While re-appointing incumbents is not a practice uncommon for brands, many agencies still have a gripe over such occurrences. Some say, such pitches are simply an avenue to fish out more ideas for future campaigns.

Marketing spoke to Christina Lim, director, brand & marketing, NTUC FairPrice who was behind the decision.

"We take all tender processes very seriously as we recognise the amount of work and time agencies have to put in. There were no compromises in the process," Lim said.

She added that the evaluation process was stringent where shortlisted agencies were presented to an evaluation panel of nine people comprising senior management at FairPrice from various departments.

"The agencies all did well and were strong contenders. Havas Worldwide and Havas Media emerged winners based on their own merit."

NTUC last appointed Havas Worldwide and Havas Media in 2008 and Lim explained that the pitch was called simply to review the relationship and present an opportunity for other potential agencies.

According to statistics from consultancy firm The Observatory, global experiences show that between 2,000 to 3,000 working hours are spent within a marketing team working on a mid-size pitch.

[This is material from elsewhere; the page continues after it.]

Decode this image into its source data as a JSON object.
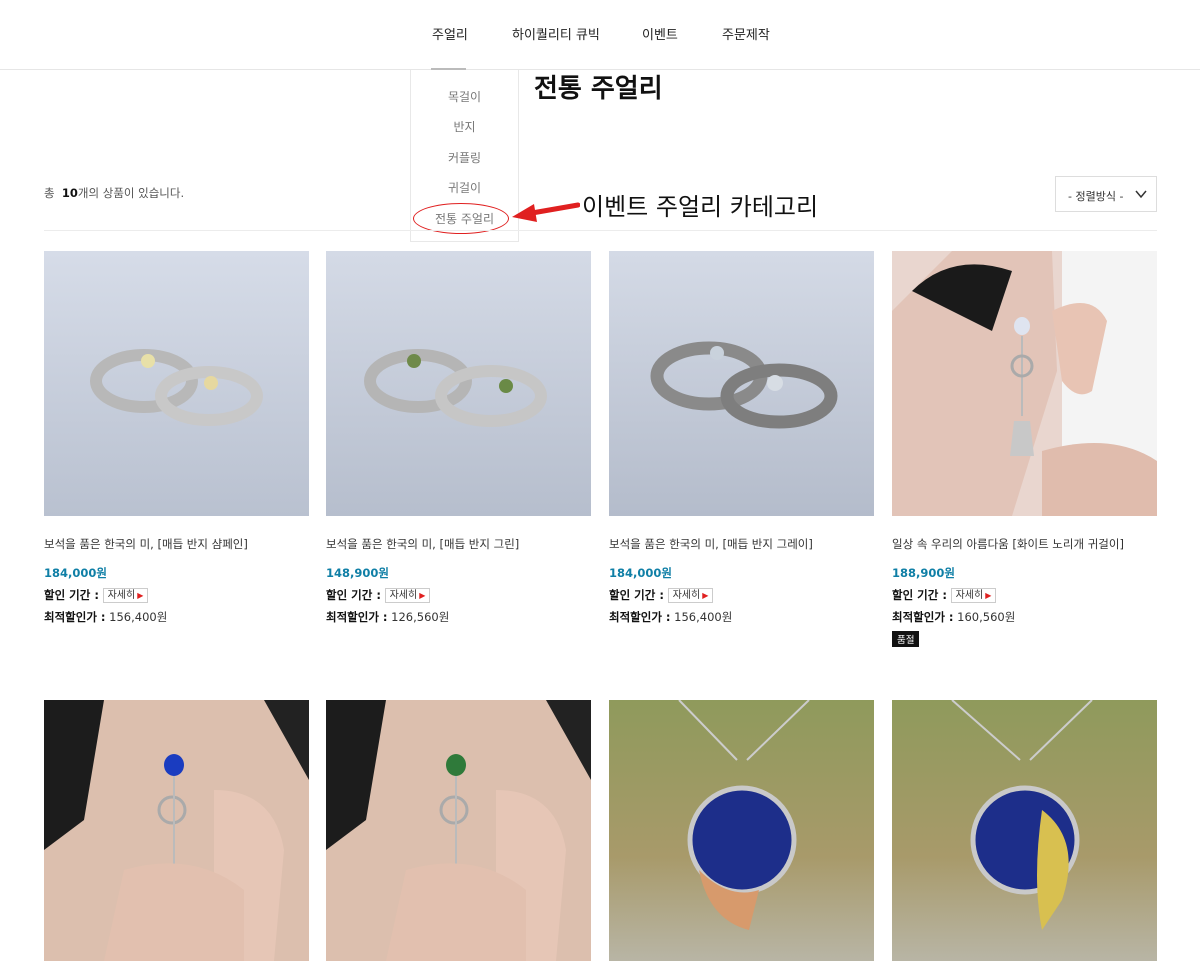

From its local knowledge of the Singapore market, The Observatory estimates, that in a mid size strategic and creative pitch, each agency will probably invest between 1,500 to 2,000 working hours and will have hard costs of around SG$10,000.

"The direct and indirect costs of pitching are obviously substantial for both marketers and agencies, and we always advise that both parties should be approaching the decision to pitch only after careful consideration," Richard Bleasdale, regional managing partner of The Observatory Asia Pacific said.

Fix rather than switch

Rather than call a new pitch, Bleasdale advices brands and marketers to work with their incumbent agency outside of a full pitch to ‘fix' the existing issues that are making pitching a consideration.

"Both the marketer and the agency have invested time, money and intellect into their commercial relationship - and this investment, which manifests itself in brand/business experience and knowledge, is often lost when a marketer switches from one agency to another," he added.

Also, Bleasdale added, pitching or switching often does not fix underlying issues that are often the cause of dissatisfaction in a client-agency relationship.

Increasingly, marketers have a compliance requirement to go to the open market every set number of years to review their strategic and commercial agreements so as to ensure they are getting the best mix of quality and value.

In such situations, a pitch is often required.

Nonetheless, Bleasdale added, it is not always necessary for that to be a full strategic and creative pitch.

Agencies: Watch your own back

For agencies, it is advised they need to carefully weigh several key factors, before making the decision to throw their hat into the ring.

According to Bleasdale, often, the most successful agencies are the ones with a pre-defined set of questions and a point of view in advance, on the answers.

"In any specific pitch scenario, if the actual answers they get don't stack up, they shouldn't pitch," Bleasdale added.

While not a complete guide, Bleasdale added that asking some basic questions should indicate if the agency should in fact pitch for the account.

These questions are as follows:

1) What's our experience like in this category?'

2)  How many agencies are pitching?

3) Why are they pitching?

5) What pre-pitch agreements do we have to sign?

6) Do we actually have the resources available right now to do a good job on this pitch?

The point for agencies is that, no one can force them to pitch - they have to make a judgment call on whether to be involved or not, he added.

"Unfortunately in many cases, agencies do not approach pitches with a rational mindset, and weigh the pros and cons of being involved with the head rather than the heart," he added.